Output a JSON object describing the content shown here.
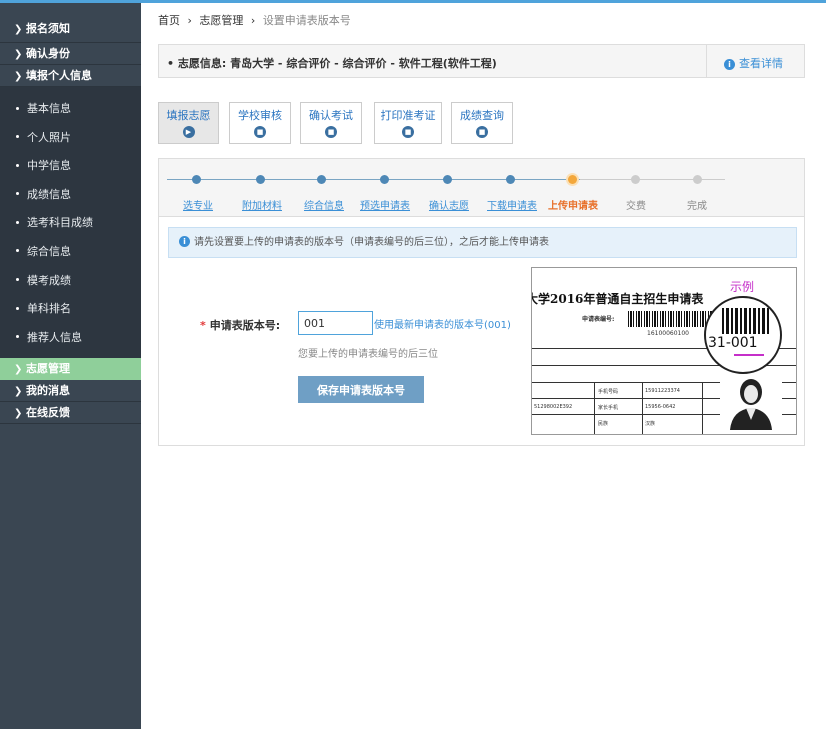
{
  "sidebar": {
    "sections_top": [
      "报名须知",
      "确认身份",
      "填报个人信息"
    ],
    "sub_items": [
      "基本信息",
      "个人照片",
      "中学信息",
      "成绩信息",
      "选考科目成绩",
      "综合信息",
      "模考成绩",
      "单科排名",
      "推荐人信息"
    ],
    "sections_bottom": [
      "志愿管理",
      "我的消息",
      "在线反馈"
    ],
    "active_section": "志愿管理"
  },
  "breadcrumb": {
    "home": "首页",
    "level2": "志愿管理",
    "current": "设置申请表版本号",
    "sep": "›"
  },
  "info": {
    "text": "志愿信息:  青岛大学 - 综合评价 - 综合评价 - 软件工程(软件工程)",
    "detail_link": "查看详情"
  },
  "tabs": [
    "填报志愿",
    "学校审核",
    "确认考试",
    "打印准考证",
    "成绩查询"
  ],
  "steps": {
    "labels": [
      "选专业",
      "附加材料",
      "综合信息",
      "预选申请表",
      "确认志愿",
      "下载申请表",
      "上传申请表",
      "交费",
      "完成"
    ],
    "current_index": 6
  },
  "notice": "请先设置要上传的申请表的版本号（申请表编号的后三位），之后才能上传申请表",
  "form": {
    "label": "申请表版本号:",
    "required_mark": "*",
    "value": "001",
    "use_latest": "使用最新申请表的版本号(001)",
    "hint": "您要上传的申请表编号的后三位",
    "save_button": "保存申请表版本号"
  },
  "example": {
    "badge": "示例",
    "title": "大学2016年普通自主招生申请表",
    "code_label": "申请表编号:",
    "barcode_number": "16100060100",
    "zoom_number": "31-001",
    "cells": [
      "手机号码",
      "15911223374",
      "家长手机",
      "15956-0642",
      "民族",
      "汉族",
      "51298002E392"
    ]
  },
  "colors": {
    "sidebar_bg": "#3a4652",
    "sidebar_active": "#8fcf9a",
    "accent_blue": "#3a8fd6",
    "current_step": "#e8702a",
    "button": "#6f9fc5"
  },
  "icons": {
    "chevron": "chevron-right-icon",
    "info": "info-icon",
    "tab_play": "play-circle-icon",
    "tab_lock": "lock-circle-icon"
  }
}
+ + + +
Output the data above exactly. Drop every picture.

Output a JSON object describing the content shown here.
{
  "sidebar": {
    "sections_top": [
      "报名须知",
      "确认身份",
      "填报个人信息"
    ],
    "sub_items": [
      "基本信息",
      "个人照片",
      "中学信息",
      "成绩信息",
      "选考科目成绩",
      "综合信息",
      "模考成绩",
      "单科排名",
      "推荐人信息"
    ],
    "sections_bottom": [
      "志愿管理",
      "我的消息",
      "在线反馈"
    ],
    "active_section": "志愿管理"
  },
  "breadcrumb": {
    "home": "首页",
    "level2": "志愿管理",
    "current": "设置申请表版本号",
    "sep": "›"
  },
  "info": {
    "text": "志愿信息:  青岛大学 - 综合评价 - 综合评价 - 软件工程(软件工程)",
    "detail_link": "查看详情"
  },
  "tabs": [
    "填报志愿",
    "学校审核",
    "确认考试",
    "打印准考证",
    "成绩查询"
  ],
  "steps": {
    "labels": [
      "选专业",
      "附加材料",
      "综合信息",
      "预选申请表",
      "确认志愿",
      "下载申请表",
      "上传申请表",
      "交费",
      "完成"
    ],
    "current_index": 6
  },
  "notice": "请先设置要上传的申请表的版本号（申请表编号的后三位），之后才能上传申请表",
  "form": {
    "label": "申请表版本号:",
    "required_mark": "*",
    "value": "001",
    "use_latest": "使用最新申请表的版本号(001)",
    "hint": "您要上传的申请表编号的后三位",
    "save_button": "保存申请表版本号"
  },
  "example": {
    "badge": "示例",
    "title": "大学2016年普通自主招生申请表",
    "code_label": "申请表编号:",
    "barcode_number": "16100060100",
    "zoom_number": "31-001",
    "cells": [
      "手机号码",
      "15911223374",
      "家长手机",
      "15956-0642",
      "民族",
      "汉族",
      "51298002E392"
    ]
  },
  "colors": {
    "sidebar_bg": "#3a4652",
    "sidebar_active": "#8fcf9a",
    "accent_blue": "#3a8fd6",
    "current_step": "#e8702a",
    "button": "#6f9fc5"
  },
  "icons": {
    "chevron": "chevron-right-icon",
    "info": "info-icon",
    "tab_play": "play-circle-icon",
    "tab_lock": "lock-circle-icon"
  }
}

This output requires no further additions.